-------- Extracted records
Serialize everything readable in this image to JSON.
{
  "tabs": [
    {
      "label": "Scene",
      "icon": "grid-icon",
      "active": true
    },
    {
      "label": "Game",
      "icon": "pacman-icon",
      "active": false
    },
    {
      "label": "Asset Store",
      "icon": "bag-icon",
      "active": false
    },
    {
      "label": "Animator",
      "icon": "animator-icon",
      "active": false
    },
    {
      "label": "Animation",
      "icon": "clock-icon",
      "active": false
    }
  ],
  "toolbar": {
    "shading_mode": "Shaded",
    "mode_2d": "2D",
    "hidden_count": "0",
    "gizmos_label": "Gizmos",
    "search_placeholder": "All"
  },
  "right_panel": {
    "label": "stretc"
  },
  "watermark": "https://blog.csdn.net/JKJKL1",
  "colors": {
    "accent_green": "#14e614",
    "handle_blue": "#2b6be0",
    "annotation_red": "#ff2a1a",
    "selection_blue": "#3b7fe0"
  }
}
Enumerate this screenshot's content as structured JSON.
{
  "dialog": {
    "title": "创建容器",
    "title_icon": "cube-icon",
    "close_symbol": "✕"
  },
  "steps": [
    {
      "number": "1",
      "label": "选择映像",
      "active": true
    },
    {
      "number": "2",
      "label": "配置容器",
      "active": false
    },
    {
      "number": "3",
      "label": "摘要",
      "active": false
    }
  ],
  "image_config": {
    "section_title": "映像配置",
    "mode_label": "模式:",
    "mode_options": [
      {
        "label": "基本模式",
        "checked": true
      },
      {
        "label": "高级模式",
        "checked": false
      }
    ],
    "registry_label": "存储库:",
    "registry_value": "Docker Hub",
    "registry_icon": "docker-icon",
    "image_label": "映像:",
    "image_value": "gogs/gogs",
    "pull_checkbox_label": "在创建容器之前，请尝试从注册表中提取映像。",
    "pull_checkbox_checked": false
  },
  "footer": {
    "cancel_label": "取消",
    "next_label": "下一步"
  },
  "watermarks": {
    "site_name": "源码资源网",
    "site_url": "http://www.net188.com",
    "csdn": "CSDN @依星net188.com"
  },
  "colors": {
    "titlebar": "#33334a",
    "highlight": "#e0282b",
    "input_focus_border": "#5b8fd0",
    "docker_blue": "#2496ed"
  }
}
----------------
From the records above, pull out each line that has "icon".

Exercise output:
      "icon": "grid-icon",
      "icon": "pacman-icon",
      "icon": "bag-icon",
      "icon": "animator-icon",
      "icon": "clock-icon",
    "title_icon": "cube-icon",
    "registry_icon": "docker-icon",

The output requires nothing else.